Q&A with Library and Information Association of SA (Liasa) president Nikki Crowster
Nal’ibali Column 6 Term 4 2019
UK author Caitlin Moran wrote a beautiful piece in passionate defence of the public library, saying they’re about far more than books. What roles do libraries play in SA communities today?
The Liasa slogan, “libraries: heart of the community”, perfectly sums it. Libraries can be spaces of learning, leisure, entertainment, collaboration, creativity, imaginary worlds, debate, support and service. These are just a selection of the myriad experiences on offer, alongside the opportunity to transform one’s personal circumstance and our South African society.
What role would you ideally like to see them play?
Libraries can change lives — I’d like to see more of that.
What is the general status and availability of library facilities across SA?
The number of public library facilities are growing, but we need more library services that respond to the needs of our people.
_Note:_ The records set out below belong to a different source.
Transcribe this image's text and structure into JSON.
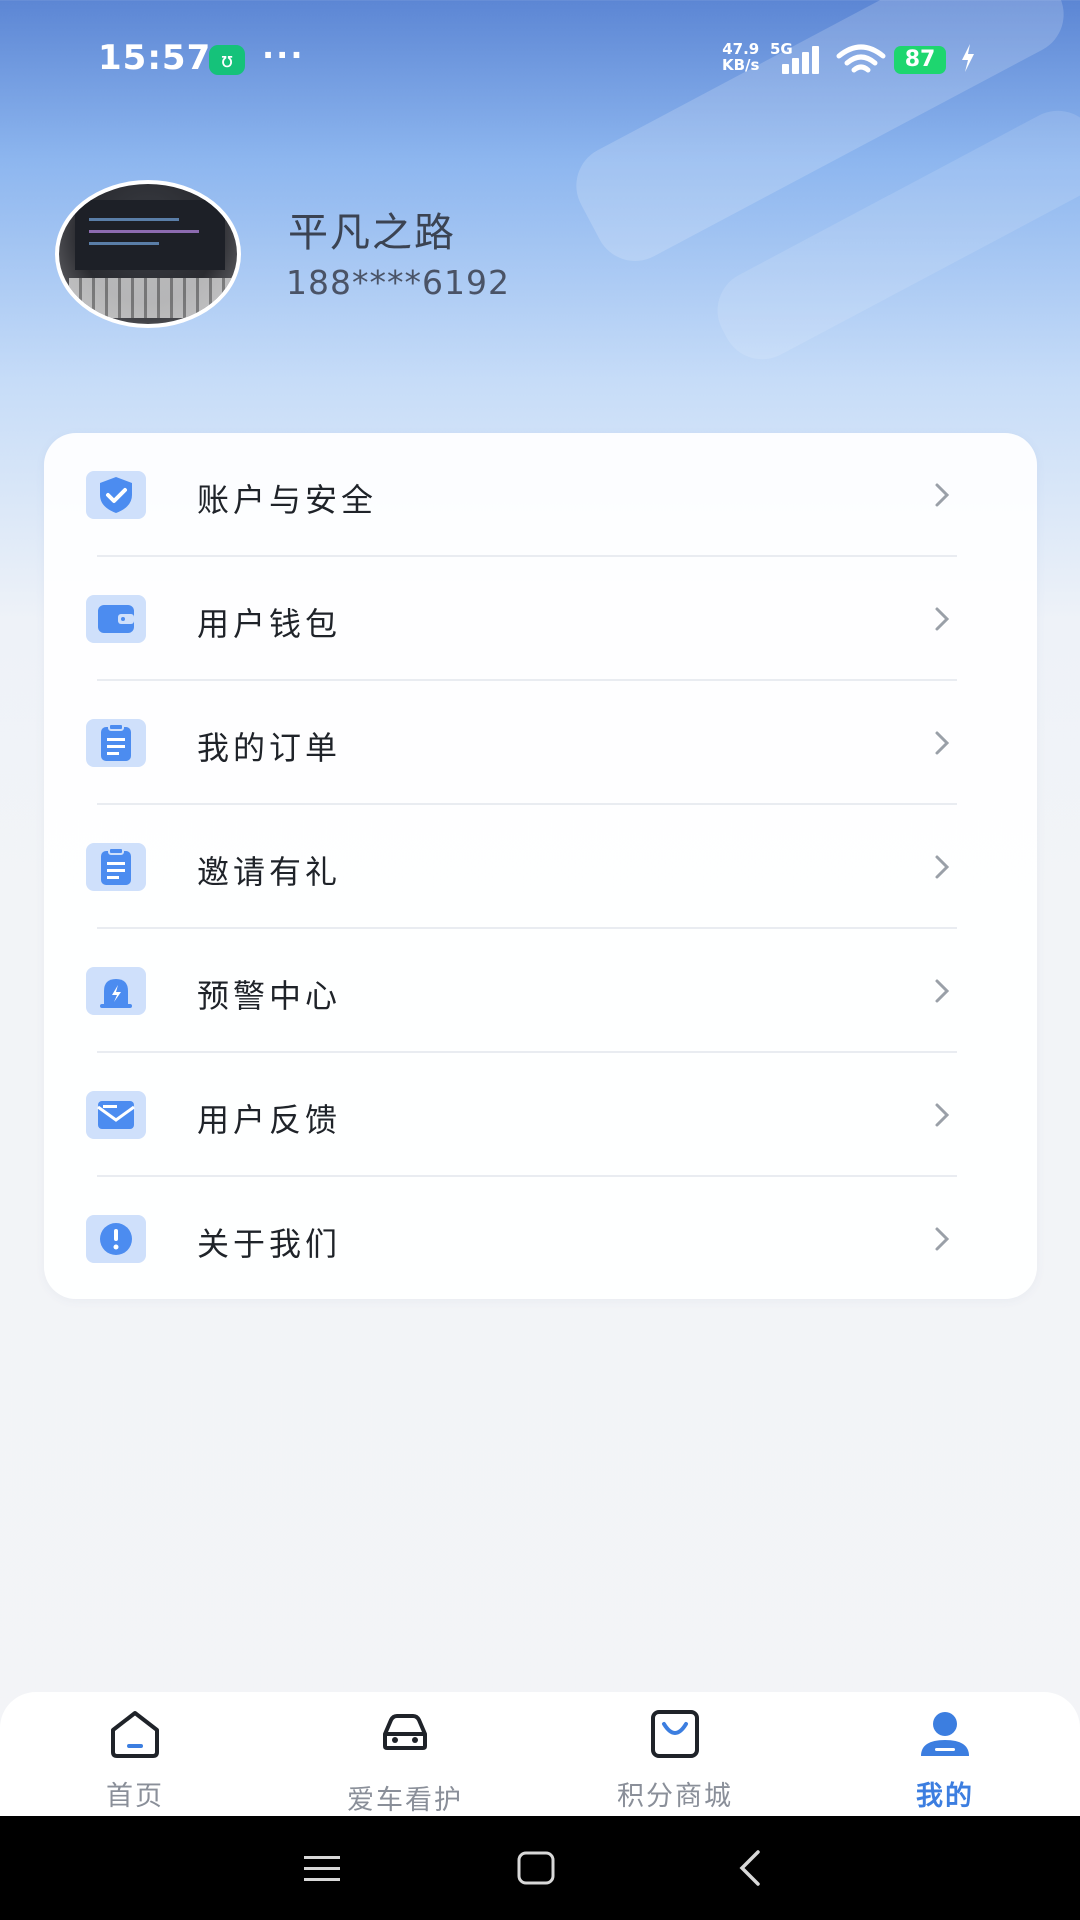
{
  "status_bar": {
    "time": "15:57",
    "app_badge": "ʊ",
    "more": "···",
    "net_speed_value": "47.9",
    "net_speed_unit": "KB/s",
    "network": "5G",
    "battery": "87"
  },
  "profile": {
    "username": "平凡之路",
    "phone": "188****6192"
  },
  "menu": [
    {
      "label": "账户与安全",
      "icon": "shield-check-icon"
    },
    {
      "label": "用户钱包",
      "icon": "wallet-icon"
    },
    {
      "label": "我的订单",
      "icon": "clipboard-icon"
    },
    {
      "label": "邀请有礼",
      "icon": "clipboard-icon"
    },
    {
      "label": "预警中心",
      "icon": "alarm-icon"
    },
    {
      "label": "用户反馈",
      "icon": "mail-icon"
    },
    {
      "label": "关于我们",
      "icon": "info-icon"
    }
  ],
  "tabs": [
    {
      "label": "首页",
      "icon": "home-icon"
    },
    {
      "label": "爱车看护",
      "icon": "car-icon"
    },
    {
      "label": "积分商城",
      "icon": "shopping-bag-icon"
    },
    {
      "label": "我的",
      "icon": "user-icon",
      "active": true
    }
  ],
  "colors": {
    "accent": "#3c7ee0",
    "icon_bg": "#cfe0fb",
    "icon_fg": "#4c8cf0",
    "battery": "#1ed66f"
  }
}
Not just places where books are stamped. We also need more holistic support from government: buildings, staffing, books and other materials of continuous and consistent high quality need to be rolled out across the country.
Your job must bring you into contact with all kinds of people across the country. What are some of the highlights in a career working with people's access to books and information?
I remain amazed at the resilience of the human spirit: the South African attitude of selflessness in the face of dire challenges, such as abject poverty, and the notable dedication of library and information practitioners. Recently, I came across the situation where people have been volunteering in libraries for up to seven years, eking an existence from minimal government grants to feed their families. Yet they persist in the hope of permanent employment and because of the belief in a better life through education, reading and the contributions they are making to the communities they serve.
Despite the huge need for community spaces and resources, libraries are often underutilised. Why might this be the case in SA?
The value assigned to libraries varies across our country for many reasons, including differing levels of service and library collections that aren’t relevant to the community they serve. A core challenge is the lack of a sense of community ownership of the space. When communities burn libraries there’s talk of the perpetrators not recognising the value of the space. On the contrary, we suggest that it’s precisely because libraries are seen as meaningful that they are targeted as a means to hurt the authorities. We need to work more to reshape these perceptions and to deliver the kind of service that communities really value.
How can libraries integrate themselves fully into the lives of the community they serve?
Libraries are not inaccessible buildings, but rather services that originate from the needs of communities. We respond to national imperatives too. For example, 2019, the Year of Indigenous Languages, led us to work towards providing services in every community’s first language.
Some libraries are free, while others attract a fee. Why this discrepancy?
All libraries, especially public and school libraries, should be free. Liasa invites submissions of any information to the contrary to email@example.com so we can engage appropriately.
Do you believe it's possible for us to get to a point where quality libraries are freely open to all South Africans?
As the professional body for the library and information sector of this country, Liasa is charged with the responsibility to protect the public, to ensure quality service delivery and to ensure continuous professional development of all LIS practitioners. We acknowledge that work is needed — we’re up to it and invite input in this regard to firstname.lastname@example.org. We undertake to engage with other stakeholders, such as government, to bring us to this point.
What are some of the most innovative things you’ve seen libraries do to ensure their systems are accessible and non-intimidating?
Librarians are activists at heart, so annual marches in support of libraries take place around the country. I’ve also seen youth taking charge of their libraries, connecting with less privileged surrounding schools and making reading fun, with a photographic competition showcasing the craziest places to read a book. The repurposing of library spaces has a significant impact on making users feel welcome and at home.
How can we develop and support a culture of reading and, more broadly, storytelling in SA?
Practise what we preach and lead by example! By reading to our children and everyone else, by telling our stories with pride, by listening respectfully to the readers and the storytellers, by putting books in the hands of all South Africans, by valuing each language and person’s value to our society. Most importantly, by the government supporting the publishing industry, the creatives, the entrepreneurs and the booksellers through funding libraries as intended and running book clubs. All of this because “Umuntu ngumuntu ngabantu”.
Reading and telling stories with your children is a powerful gift to them. It builds knowledge, language, imagination and school success. For more information about the Nal’ibali campaign or to access stories in a range of SA languages, visit www.nalibali.org.